Dr. Martin Luther King Jr. said, “It is appalling that the most segregated hour of Christian America is 11:00 on Sunday morning.” Sadly, this remains to be often the case in churches across America, and the tragedy of that is, in light of the scriptures, that’s not the picture we get of what heaven will look like, nor of what the church should resemble today. Contrary to aiming for not seeing color in someone, the Bible implies that we should see color in someone, and we should celebrate it, because it’s part of the beauty of the Creator’s design. Heaven will look like a massive ensemble “from every nation, from all tribes, peoples and languages” (Revelation 7:9) worshiping the Savior for all eternity. Why wait? The church should lead the way with cultivating an environment where we are willing to dialogue and listen, something that sadly is disappearing in our society faster than cable TV.
My alma mater hosted a panel to discuss racism and I was stunned and appalled as several of my black brothers and sisters shared the overt and often subtle racism they experienced, in the church from fellow Christians. We need to be humble, to really build bridges with one another and remember that the church is not an American enterprise. It’s a multi-national, organic family, and we need to ask ourselves if we truly have been following Christ’s commandment to love one another as family, because if we do, we have arrived at a good time to show it to one another, and especially to the African American community.

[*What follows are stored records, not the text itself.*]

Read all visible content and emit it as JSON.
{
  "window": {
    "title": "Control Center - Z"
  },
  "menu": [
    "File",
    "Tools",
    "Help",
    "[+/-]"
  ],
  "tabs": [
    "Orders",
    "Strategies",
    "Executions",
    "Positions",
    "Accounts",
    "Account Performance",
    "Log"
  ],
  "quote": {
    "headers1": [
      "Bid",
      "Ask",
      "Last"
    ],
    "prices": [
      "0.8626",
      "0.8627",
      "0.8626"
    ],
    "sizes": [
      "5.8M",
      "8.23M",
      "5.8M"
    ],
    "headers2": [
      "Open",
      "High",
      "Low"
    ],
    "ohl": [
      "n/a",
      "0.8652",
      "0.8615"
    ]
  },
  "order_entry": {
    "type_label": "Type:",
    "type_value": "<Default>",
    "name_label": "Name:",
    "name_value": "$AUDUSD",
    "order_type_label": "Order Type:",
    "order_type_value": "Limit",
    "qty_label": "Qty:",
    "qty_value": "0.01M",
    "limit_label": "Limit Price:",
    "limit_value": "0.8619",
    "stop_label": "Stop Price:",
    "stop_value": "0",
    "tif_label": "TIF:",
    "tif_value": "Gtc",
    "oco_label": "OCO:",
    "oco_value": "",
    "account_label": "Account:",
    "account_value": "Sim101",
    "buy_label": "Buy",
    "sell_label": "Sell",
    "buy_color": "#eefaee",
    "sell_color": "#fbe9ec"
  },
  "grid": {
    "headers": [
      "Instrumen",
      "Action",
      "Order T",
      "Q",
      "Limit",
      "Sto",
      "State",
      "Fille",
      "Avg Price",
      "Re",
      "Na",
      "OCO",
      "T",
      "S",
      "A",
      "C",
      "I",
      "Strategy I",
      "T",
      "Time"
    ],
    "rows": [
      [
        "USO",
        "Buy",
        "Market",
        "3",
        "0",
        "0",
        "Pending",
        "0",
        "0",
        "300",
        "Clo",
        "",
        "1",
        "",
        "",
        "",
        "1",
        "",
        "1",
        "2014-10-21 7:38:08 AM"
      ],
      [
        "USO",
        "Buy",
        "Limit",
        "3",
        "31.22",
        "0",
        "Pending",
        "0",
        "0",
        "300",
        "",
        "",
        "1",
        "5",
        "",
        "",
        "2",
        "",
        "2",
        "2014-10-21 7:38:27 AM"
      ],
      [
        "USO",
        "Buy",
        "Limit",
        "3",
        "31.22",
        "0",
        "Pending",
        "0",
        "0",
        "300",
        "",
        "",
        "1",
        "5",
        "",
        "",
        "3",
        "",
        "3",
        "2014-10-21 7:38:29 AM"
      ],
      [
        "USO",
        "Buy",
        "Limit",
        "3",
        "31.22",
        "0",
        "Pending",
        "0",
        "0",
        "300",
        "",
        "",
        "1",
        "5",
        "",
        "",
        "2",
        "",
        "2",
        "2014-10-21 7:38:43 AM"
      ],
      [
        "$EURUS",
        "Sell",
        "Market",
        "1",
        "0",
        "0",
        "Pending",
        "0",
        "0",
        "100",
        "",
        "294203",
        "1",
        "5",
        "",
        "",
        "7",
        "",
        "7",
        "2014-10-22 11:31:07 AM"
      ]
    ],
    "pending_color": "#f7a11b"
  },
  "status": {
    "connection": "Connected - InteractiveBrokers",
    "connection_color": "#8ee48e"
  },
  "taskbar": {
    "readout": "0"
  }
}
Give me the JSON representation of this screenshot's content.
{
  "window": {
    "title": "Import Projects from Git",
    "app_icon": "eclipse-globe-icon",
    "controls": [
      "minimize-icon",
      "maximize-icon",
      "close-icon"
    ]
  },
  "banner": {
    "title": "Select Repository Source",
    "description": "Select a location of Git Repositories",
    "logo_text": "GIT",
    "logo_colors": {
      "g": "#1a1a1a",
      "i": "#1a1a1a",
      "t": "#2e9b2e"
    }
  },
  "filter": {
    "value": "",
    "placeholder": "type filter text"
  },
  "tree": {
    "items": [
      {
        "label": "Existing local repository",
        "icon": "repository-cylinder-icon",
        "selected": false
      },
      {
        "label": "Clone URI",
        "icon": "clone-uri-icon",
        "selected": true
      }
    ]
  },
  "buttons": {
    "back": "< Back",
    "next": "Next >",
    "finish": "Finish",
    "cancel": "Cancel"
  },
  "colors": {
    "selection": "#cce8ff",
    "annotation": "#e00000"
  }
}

Addressing ongoing racism, standing against racial injustices and responding to the crisis that has erupted in our country must not be seen through a political lens, as sadly I fear it is devolving into already. It is a moral issue, a societal issue and at its root, racism is a heart issue. We should support legal remedies and educational ones to addressing this, encourage dialogue between leaders and communities, etc. but the gospel of Jesus Christ is the ultimate remedy, which must be fully realized by those of us who proclaim the message. At its core, the gospel is a message of reconciliation. As famed evangelist Billy Graham once said, “Christ came to bring reconciliation - reconciliation between us and God, and reconciliation between each other.” As Billy Graham’s ministry became national in 1949, he came to be confronted with segregation and wrestled with how to respond to this contradiction to the gospel he was preaching. Finally, in 1953, at the city of Chattanooga, as he came onto the stage and saw the ropes that were present as was custom at the time to separate blacks and whites, he had enough. Billy Graham came down from the stage and ripped down the ropes. Today, we have ropes that are dividing us, and we have to decide whether to answer the call of the moment and tear down the ropes that are keeping us from full racial reconciliation.
Our nation is tearing apart at the seams. Peaceful protests, violence and vandalism have filled our streets. Chaos, confusion and political partisanship have filled the atmosphere, six months into a year that feels like it’s part of “Jumanji.” And yet if ever the church of Jesus Christ had an opportunity to rise and shine, it is now. “How good and pleasant it is when brothers dwell in unity” (Psalm 133). If ever we could embody the pleasant unity that should come racially through the cross of Christ, it’s now. There will never be a better time to rise up, speak up and show up. It starts with us, and if we are brothers and sisters in faith, let’s love like it.
“Do justly, love mercy and walk humbly with your God.”- Micah 6:8
Stephen Mitchell is the senior pastor at Trinity Bible Church in Severna Park. He is also the author of “Taking a Stand in Our Dying Land” and has spoken at various churches and retreats.